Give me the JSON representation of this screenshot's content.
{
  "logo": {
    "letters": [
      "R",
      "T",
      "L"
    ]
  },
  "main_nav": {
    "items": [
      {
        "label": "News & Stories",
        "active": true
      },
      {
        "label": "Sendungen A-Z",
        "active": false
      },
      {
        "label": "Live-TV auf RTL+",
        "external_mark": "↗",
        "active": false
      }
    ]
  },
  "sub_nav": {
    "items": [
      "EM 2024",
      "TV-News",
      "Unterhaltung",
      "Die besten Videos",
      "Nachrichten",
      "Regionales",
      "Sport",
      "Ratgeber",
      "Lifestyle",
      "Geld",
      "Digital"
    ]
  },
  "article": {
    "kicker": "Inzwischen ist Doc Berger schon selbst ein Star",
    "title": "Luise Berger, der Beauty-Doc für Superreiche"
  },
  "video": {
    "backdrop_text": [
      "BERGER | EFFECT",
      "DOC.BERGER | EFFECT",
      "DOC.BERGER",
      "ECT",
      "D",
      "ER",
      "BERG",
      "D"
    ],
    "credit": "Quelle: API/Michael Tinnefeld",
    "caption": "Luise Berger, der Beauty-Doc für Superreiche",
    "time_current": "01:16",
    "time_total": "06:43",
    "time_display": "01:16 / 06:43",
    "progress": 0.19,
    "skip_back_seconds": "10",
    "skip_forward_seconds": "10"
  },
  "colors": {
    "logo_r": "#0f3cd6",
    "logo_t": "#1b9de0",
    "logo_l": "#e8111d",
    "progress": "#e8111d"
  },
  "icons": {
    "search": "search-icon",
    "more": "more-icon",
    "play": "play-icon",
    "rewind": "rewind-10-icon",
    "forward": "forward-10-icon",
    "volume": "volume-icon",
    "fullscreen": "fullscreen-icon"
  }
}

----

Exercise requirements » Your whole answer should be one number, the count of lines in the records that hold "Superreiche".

Answer box » 2